One might be misled and think that the law of the slave is part of the same Rabbinic enactment as the law of the wife, based on the fact that the Gemara says, “No one can force the other to leave Eretz Yisroel – this comes to include a slave who ran away to Eretz Yisroel.” But this is not the case – the law of the slave is based on an explicit negative commandment. Rather, it is normal for a Mishnah to use all-inclusive words (such as hakol – “everyone” or “no one”) to allude to a similar law, even when the other law is based on a totally different reason. This occurs in many places in the Talmud. And here the laws of the slave and wife are especially similar since the Mishnah is talking in the times of the Temple, according to Rabbi Meir of Rothenberg, and at that time the law of the wife was equal to the law of the slave: she had the right to force her husband to come to Eretz Yisroel or divorce her, just as a slave has the right to force his master to move to Eretz Yisroel or free him. But it may very well be that after the time period discussed in the Mishnah the situation changed, such that the wife’s law is different from the slave’s.
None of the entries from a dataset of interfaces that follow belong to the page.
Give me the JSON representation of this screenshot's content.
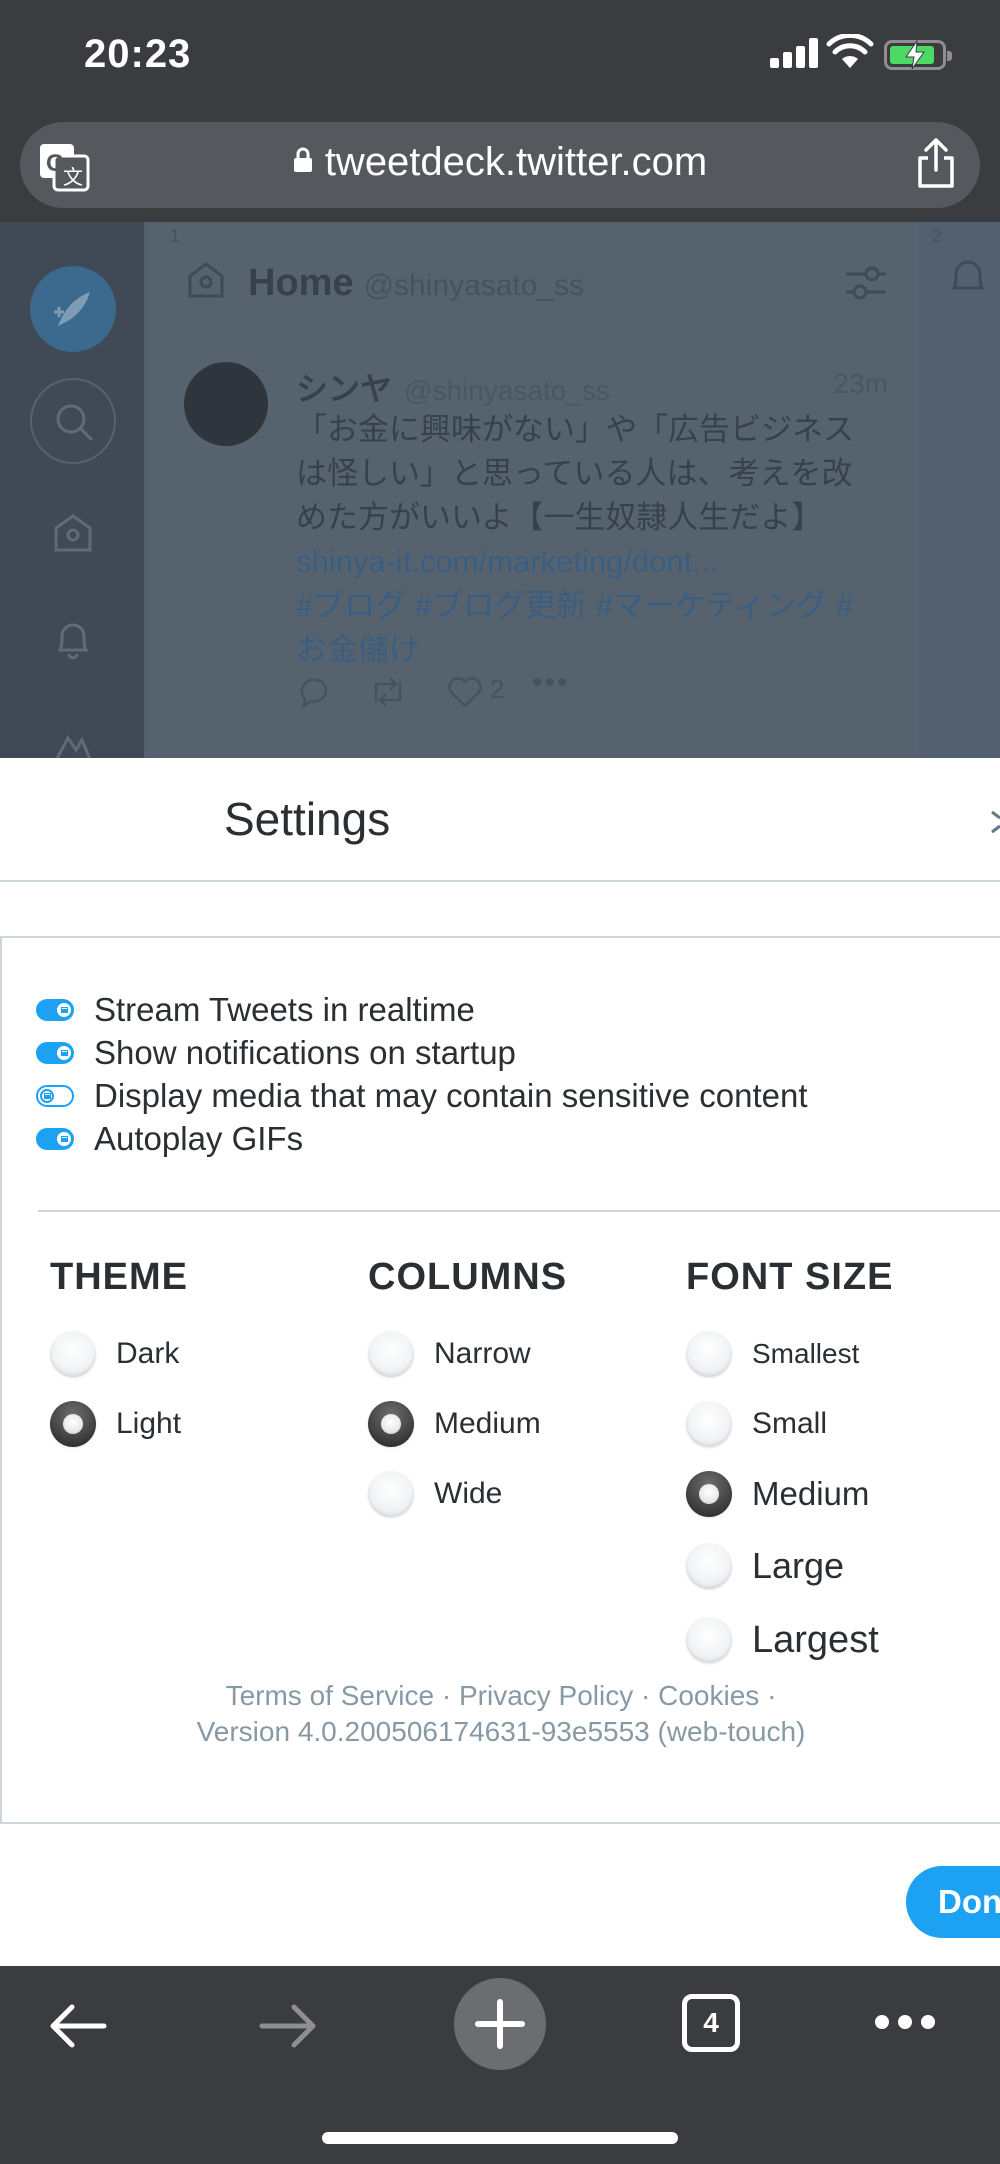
{
  "status_bar": {
    "time": "20:23"
  },
  "browser": {
    "url": "tweetdeck.twitter.com",
    "tab_count": "4"
  },
  "background_app": {
    "column_title": "Home",
    "column_handle": "@shinyasato_ss",
    "column_numbers": [
      "1",
      "2"
    ],
    "tweet": {
      "name": "シンヤ",
      "handle": "@shinyasato_ss",
      "time": "23m",
      "text_lines": [
        "「お金に興味がない」や「広告ビジネス",
        "は怪しい」と思っている人は、考えを改",
        "めた方がいいよ【一生奴隷人生だよ】"
      ],
      "link": "shinya-it.com/marketing/dont...",
      "hashtags_lines": [
        "#ブログ #ブログ更新 #マーケティング #",
        "お金儲け"
      ],
      "like_count": "2"
    }
  },
  "settings": {
    "title": "Settings",
    "toggles": [
      {
        "label": "Stream Tweets in realtime",
        "on": true
      },
      {
        "label": "Show notifications on startup",
        "on": true
      },
      {
        "label": "Display media that may contain sensitive content",
        "on": false
      },
      {
        "label": "Autoplay GIFs",
        "on": true
      }
    ],
    "theme": {
      "heading": "THEME",
      "options": [
        "Dark",
        "Light"
      ],
      "selected": "Light"
    },
    "columns": {
      "heading": "COLUMNS",
      "options": [
        "Narrow",
        "Medium",
        "Wide"
      ],
      "selected": "Medium"
    },
    "font_size": {
      "heading": "FONT SIZE",
      "options": [
        "Smallest",
        "Small",
        "Medium",
        "Large",
        "Largest"
      ],
      "selected": "Medium"
    },
    "footer": {
      "terms": "Terms of Service",
      "privacy": "Privacy Policy",
      "cookies": "Cookies",
      "separator": "·",
      "version": "Version 4.0.200506174631-93e5553 (web-touch)"
    },
    "done_label": "Done"
  },
  "colors": {
    "accent": "#1da1f2",
    "chrome": "#3a3c3f"
  }
}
In conclusion, we see that Mishnah about the husband and wife forcing each other is talking only in the time of the Temple.